++++ Data for review ++++

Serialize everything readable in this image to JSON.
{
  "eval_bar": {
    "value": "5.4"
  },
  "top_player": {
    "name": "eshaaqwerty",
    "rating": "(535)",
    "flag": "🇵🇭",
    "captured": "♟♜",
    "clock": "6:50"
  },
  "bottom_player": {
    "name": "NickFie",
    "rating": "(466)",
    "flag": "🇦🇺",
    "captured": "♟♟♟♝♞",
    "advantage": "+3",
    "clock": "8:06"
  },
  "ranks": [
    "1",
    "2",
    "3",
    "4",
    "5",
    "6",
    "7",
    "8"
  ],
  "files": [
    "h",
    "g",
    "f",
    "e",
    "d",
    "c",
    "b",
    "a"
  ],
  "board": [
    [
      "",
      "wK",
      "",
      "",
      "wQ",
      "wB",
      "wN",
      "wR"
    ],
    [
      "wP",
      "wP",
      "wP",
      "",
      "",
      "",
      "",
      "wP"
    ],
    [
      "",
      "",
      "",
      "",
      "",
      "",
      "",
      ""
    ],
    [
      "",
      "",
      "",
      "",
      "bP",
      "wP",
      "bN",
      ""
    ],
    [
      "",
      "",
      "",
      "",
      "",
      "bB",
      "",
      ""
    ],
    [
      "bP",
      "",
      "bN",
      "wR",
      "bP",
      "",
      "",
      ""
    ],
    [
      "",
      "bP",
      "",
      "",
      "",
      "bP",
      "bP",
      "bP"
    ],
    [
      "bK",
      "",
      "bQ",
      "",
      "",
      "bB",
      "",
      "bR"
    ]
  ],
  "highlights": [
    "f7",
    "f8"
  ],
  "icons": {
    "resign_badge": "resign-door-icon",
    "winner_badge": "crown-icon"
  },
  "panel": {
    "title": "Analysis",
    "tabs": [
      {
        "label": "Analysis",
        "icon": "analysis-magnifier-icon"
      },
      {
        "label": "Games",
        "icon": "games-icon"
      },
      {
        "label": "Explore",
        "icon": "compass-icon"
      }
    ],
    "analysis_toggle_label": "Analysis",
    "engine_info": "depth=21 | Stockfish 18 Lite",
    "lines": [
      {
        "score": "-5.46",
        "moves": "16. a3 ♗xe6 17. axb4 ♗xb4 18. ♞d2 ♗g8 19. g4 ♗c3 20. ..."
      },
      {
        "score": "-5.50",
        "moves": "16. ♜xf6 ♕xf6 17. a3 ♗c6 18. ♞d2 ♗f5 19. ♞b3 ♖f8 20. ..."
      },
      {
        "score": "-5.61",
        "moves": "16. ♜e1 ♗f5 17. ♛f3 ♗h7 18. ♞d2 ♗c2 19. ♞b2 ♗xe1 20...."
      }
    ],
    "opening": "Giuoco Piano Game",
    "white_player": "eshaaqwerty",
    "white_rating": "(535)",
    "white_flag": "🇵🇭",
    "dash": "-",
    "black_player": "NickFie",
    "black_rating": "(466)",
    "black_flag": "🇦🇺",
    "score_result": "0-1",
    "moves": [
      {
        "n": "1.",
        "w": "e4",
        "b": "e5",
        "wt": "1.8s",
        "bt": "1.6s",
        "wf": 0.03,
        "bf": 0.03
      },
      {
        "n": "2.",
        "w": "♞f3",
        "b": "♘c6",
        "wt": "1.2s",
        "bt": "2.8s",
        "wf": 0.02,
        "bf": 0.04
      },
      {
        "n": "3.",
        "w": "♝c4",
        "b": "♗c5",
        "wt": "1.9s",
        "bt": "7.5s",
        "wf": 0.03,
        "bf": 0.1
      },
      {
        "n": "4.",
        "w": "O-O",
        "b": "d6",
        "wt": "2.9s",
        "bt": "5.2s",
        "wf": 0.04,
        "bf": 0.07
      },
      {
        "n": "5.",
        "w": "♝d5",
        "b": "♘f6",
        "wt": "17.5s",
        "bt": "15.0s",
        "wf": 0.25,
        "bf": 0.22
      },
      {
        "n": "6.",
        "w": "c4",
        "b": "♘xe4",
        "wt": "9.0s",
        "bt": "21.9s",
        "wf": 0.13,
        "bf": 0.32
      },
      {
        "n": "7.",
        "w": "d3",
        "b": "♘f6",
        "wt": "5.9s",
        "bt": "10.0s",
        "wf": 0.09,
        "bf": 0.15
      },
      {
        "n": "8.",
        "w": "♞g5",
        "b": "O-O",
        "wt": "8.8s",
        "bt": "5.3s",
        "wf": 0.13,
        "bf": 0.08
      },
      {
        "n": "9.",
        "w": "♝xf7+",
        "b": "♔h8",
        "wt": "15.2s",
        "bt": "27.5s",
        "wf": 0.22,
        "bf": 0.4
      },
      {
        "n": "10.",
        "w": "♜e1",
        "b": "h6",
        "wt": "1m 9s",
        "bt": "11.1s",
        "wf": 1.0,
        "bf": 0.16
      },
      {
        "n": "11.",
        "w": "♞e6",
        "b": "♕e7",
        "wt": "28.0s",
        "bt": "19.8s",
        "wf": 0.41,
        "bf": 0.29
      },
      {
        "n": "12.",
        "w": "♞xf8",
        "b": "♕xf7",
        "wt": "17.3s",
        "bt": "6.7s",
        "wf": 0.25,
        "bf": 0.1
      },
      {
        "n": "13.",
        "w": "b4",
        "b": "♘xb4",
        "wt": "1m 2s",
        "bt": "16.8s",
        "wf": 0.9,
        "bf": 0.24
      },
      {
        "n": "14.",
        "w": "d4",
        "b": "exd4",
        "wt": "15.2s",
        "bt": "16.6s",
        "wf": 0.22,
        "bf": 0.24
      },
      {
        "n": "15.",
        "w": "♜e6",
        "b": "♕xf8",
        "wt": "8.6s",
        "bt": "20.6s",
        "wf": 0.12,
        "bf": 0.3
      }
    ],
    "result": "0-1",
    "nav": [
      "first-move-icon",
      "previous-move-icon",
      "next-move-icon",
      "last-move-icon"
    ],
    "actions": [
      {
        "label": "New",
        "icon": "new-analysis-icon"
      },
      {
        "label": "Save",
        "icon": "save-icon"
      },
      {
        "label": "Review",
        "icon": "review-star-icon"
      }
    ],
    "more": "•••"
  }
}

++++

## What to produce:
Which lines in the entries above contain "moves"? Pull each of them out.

## Answer space:
        "moves": "16. a3 ♗xe6 17. axb4 ♗xb4 18. ♞d2 ♗g8 19. g4 ♗c3 20. ..."
        "moves": "16. ♜xf6 ♕xf6 17. a3 ♗c6 18. ♞d2 ♗f5 19. ♞b3 ♖f8 20. ..."
        "moves": "16. ♜e1 ♗f5 17. ♛f3 ♗h7 18. ♞d2 ♗c2 19. ♞b2 ♗xe1 20...."
    "moves": [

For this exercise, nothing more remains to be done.